The original RevoDrive topped out at 500MB/s in very specific tests, and hovered around half that speed for most day-to-day usage, which still put it at the very top end of current-gen solid-state devices. OCZ claims the RevoDrive X2 can hit speeds up to 750MMB/s—that’s marketing megabytes per second. Oh yeah, we’re testing that.
Move over USB, because PCI Express is going 3.0, too. PCI-SIG, the special interest group responsible for PCI Express, published the PCI-E 3.0 specification on Thursday, which the consortium describes as a low-cost, higher-performance I/O technology that now includes a new 128b/130b encoding scheme and a data rate of 8 gigatransfers per second. In other words, double the bandwidth of PCI-E 2.0.
"Each new version of the PCI-E spec has doubled the bandwidth of the prior generation," said Nathan Brookwood, research fellow at Insight 64. "The latest group of PCI-E architects and designers drove the standard forward while maintaining complete backward compatibility for Gen 1 and Gen 2 devices. Rarely has a standard advanced so non-disruptively through three major evolutionary cycles. The ability to pull this off demonstrates not only the ingenuity of the Gen 3 developers, but also the insight of those who defined the earlier versions in such an extensible manner."
Want more numbers? The PCI-SIG says products designed for PCI-E 3.0 can "achieve bandwidth near 1GB/s in one direction on a single-lane (x1) configuration and scale to an aggregate approaching 32GB/s on a sixteen-lane (x16) configuration." What the new encoding scheme does is allow for near 100 percent efficiency, PCI-SIG says.

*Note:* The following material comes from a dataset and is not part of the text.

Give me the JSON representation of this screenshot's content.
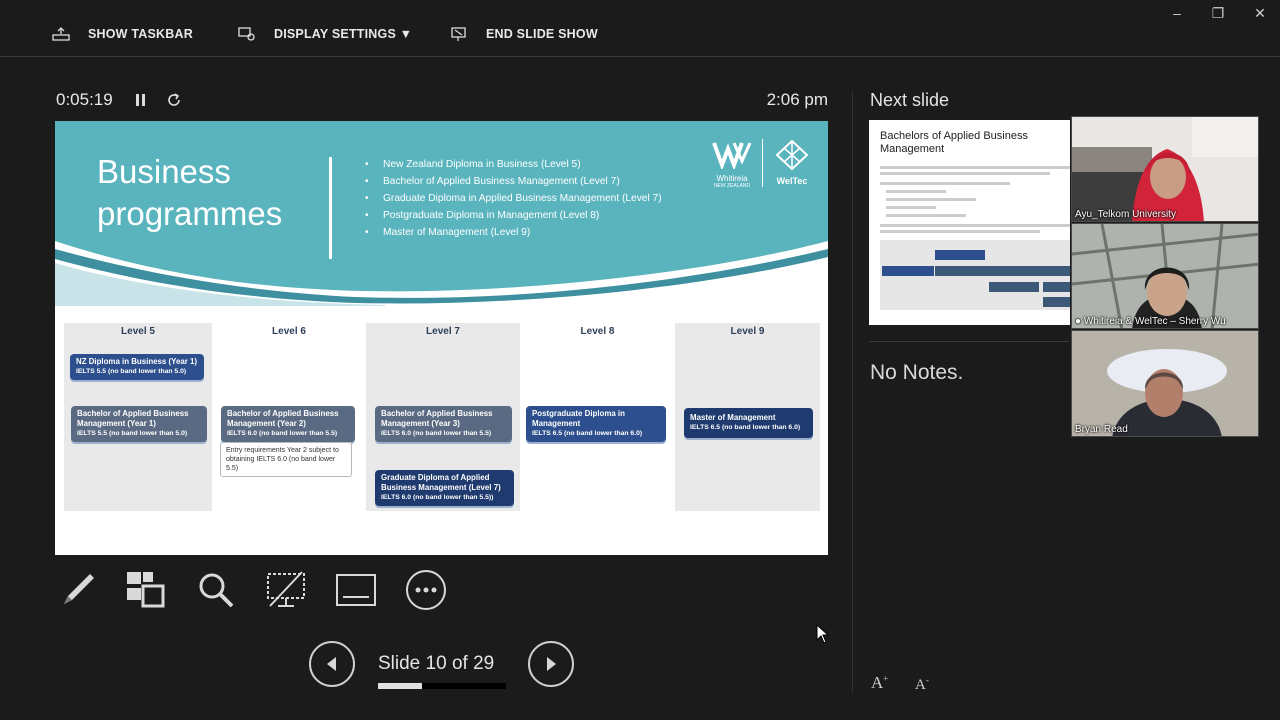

OCZ Technology is on a roll. While most consumer SSD manufacturers are content to just slap the latest controller and some NAND into a 2.5-inch enclosure and call it a day, OCZ has been pumping out innovative products, from top-of-the-heap SATA SSDs to the blistering-fast (and stylish) USB 3.0 Enyo drive. Now it has introduced the RevoDrive, a PCI-E SSD in capacities from 50GB to 480GB. Though it’s not the first PCI Express SSD (Fusion-io’s been making enterprise-level PCI-E SLC devices for years), it is the first bootable consumer PCI-E SSD. OCZ claims the RevoDrive can hit up to 540MB/s reads and 450MB/s writes, which sounds like nonsense. But is it?
OCZ is hoping its new RevoDrive will bring PCI-E based SSD storage to the masses, and given the price points, that's a real possibility.

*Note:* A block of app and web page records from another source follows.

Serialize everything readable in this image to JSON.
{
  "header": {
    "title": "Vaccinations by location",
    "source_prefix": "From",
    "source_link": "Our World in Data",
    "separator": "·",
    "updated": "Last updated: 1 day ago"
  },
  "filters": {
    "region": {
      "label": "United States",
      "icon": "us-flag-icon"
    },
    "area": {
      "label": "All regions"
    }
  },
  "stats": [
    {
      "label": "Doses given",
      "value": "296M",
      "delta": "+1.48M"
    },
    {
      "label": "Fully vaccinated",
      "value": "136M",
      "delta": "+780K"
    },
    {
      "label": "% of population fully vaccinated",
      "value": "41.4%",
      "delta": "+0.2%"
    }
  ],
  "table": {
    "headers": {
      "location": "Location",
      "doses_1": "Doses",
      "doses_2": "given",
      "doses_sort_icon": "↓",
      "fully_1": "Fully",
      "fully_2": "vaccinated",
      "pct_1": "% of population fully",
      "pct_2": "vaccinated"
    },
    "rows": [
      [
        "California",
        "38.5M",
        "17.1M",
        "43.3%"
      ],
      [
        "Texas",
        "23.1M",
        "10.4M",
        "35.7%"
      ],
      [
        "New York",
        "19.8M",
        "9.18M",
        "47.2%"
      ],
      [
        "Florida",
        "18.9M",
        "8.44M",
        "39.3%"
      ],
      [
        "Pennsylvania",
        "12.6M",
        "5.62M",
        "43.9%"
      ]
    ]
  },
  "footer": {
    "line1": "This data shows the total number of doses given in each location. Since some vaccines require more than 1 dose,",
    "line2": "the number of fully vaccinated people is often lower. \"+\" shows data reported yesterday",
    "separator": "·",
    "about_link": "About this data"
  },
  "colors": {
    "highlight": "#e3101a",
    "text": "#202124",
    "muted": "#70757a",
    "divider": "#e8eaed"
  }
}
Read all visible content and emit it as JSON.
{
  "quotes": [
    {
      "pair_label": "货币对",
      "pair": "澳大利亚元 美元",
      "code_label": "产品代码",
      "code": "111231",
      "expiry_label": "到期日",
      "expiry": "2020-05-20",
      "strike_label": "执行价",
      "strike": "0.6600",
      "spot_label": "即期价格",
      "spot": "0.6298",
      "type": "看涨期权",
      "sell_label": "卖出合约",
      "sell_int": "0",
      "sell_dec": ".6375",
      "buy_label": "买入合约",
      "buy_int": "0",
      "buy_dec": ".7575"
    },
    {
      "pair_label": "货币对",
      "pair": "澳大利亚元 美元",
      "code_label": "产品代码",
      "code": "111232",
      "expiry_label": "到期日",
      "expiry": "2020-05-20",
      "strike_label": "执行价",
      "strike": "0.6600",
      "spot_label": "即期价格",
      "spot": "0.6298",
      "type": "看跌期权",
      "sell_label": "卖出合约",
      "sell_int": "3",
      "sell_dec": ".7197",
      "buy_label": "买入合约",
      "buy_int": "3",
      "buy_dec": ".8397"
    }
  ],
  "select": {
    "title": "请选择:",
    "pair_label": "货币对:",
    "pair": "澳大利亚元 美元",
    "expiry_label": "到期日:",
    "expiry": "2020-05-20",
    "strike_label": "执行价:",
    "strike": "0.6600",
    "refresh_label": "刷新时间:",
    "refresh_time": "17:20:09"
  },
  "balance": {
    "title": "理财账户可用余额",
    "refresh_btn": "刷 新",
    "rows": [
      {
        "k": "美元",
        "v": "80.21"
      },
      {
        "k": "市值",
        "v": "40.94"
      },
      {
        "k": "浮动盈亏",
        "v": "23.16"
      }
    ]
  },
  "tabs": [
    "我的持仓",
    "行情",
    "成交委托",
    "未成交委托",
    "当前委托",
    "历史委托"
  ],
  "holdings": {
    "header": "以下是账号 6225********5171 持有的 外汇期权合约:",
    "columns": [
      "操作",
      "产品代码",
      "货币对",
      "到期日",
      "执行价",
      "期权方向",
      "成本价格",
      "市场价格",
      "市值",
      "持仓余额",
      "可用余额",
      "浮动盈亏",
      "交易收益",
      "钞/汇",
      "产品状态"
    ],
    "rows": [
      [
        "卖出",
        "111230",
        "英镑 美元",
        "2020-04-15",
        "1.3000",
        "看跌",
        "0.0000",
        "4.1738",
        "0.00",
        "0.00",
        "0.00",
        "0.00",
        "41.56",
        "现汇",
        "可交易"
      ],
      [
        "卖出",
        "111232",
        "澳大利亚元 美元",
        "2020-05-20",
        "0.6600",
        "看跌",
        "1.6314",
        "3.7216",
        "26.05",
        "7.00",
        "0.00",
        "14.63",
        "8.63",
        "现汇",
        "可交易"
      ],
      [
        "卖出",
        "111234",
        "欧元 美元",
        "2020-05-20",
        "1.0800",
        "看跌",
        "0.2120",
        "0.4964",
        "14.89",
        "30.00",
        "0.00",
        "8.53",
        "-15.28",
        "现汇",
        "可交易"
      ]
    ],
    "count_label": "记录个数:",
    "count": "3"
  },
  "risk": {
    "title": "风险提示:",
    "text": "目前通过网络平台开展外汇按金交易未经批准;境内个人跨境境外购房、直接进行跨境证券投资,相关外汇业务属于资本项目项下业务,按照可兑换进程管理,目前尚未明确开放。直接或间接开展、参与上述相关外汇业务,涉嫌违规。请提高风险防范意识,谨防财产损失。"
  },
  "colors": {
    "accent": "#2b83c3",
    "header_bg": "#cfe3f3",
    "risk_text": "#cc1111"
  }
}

The drive comes in both 120GB and 240GB capacities with MSRPs set at $390 and $700, respectively. Not exactly cheap, but in line with what other high-performance SSDs are going for. And unlike their SATA based brethren, the RevoDrive SSDs aren't bound by the same bottlenecks.
"The RevoDrive is the first PCIe SSD that delivers both performance and affordability and radically alters the SSD landscape," said Ryan Petersen, CEO of the OCZ Technology Group. "Up to this point PCIe SSDs have been reserved for enterprise applications and priced out of the range of many consumers, the bootable RevoDrive SSD changes the game by delivering a PCIe based solution that costs as low as $3 per gigabyte, exceptional small file write IOPS of over 80K, which is the most available in any low-cost solution."
The RevoDrive features a proprietary RAID 0 design that helps it ramp up transfer rates to up to 540MB/s read and up to 480MB/s write speeds, or nearly twice that of traditional SATA-based SSDs.
Are x1 PCI Express cards and x16 PCI Express slots compatible? Can I insert my x1 PCI Express soundcard into a x16 PCI Express slot? And maybe this question isn’t relevant, but why do motherboard companies always put their x1 slots between two x16 slots? Even if you install one videocard it will block access to the x1 slot. Of course, you can install your videocard in a secondary x16 PCI Express slot, but how do you know it’s not running at x8 speed? Moreover, if you want to install only one videocard, the motherboard manufacturer instructs you to install it in the topmost x16 slot. But is that required?